Supplied records:

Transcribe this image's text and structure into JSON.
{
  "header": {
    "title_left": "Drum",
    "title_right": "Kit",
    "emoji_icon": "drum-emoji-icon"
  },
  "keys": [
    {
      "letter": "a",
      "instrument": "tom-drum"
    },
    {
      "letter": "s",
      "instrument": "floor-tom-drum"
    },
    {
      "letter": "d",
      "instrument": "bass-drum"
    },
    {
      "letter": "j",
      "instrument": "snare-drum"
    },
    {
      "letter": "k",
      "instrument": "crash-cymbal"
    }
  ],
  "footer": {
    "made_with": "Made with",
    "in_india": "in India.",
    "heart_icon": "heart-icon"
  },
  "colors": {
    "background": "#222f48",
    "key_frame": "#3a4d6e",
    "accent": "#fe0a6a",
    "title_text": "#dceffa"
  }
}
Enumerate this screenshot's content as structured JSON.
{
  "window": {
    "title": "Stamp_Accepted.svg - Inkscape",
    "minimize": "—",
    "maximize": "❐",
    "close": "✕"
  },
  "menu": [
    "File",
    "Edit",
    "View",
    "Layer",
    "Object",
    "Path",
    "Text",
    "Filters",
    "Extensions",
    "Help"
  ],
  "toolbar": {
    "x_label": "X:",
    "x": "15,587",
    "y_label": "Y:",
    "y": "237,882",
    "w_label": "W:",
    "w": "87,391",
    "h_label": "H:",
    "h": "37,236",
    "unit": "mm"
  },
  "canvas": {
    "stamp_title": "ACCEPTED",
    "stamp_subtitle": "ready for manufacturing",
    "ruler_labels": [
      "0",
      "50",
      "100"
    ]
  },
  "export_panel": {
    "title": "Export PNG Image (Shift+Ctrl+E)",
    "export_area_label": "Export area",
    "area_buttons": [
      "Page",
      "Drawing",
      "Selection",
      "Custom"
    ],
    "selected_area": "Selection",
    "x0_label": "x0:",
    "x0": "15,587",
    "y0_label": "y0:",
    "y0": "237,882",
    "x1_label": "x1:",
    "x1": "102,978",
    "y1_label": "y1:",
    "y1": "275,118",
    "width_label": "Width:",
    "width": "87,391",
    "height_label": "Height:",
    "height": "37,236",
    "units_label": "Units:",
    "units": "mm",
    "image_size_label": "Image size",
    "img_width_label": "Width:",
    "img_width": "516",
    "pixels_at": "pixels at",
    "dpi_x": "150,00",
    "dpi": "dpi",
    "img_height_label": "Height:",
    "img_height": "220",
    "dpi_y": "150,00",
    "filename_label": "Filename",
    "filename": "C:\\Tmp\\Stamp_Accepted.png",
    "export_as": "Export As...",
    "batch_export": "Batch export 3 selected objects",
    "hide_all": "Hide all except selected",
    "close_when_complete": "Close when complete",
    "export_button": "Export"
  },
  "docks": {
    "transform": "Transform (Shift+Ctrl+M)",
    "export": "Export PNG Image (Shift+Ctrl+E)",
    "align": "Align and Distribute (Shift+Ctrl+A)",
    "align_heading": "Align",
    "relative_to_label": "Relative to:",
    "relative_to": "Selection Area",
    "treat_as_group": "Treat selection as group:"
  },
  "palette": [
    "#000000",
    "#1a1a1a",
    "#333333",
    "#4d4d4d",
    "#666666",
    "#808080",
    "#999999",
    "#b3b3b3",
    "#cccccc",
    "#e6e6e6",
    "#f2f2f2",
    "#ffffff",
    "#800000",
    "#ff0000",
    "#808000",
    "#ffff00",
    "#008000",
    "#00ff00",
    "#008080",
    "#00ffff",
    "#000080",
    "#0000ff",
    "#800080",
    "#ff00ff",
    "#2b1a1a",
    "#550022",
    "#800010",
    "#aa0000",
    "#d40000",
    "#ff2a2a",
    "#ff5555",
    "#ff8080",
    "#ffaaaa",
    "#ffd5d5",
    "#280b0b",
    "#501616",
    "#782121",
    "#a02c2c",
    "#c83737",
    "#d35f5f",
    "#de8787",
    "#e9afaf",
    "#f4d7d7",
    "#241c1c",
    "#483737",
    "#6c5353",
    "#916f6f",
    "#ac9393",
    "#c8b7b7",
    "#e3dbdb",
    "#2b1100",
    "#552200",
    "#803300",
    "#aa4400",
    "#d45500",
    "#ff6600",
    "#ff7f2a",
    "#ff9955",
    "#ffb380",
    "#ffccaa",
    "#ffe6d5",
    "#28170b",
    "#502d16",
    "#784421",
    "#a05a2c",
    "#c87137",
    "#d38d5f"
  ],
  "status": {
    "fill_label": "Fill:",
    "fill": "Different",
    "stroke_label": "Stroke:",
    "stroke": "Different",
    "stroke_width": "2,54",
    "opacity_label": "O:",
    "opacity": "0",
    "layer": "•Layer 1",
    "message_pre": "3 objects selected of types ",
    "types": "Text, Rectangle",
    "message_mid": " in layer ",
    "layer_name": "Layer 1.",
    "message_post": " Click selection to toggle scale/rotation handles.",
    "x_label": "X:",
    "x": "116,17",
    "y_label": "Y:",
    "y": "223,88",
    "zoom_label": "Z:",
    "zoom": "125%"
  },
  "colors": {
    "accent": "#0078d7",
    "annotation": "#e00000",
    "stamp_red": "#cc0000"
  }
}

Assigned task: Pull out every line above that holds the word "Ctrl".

Exercise answer:
    "title": "Export PNG Image (Shift+Ctrl+E)",
    "transform": "Transform (Shift+Ctrl+M)",
    "export": "Export PNG Image (Shift+Ctrl+E)",
    "align": "Align and Distribute (Shift+Ctrl+A)",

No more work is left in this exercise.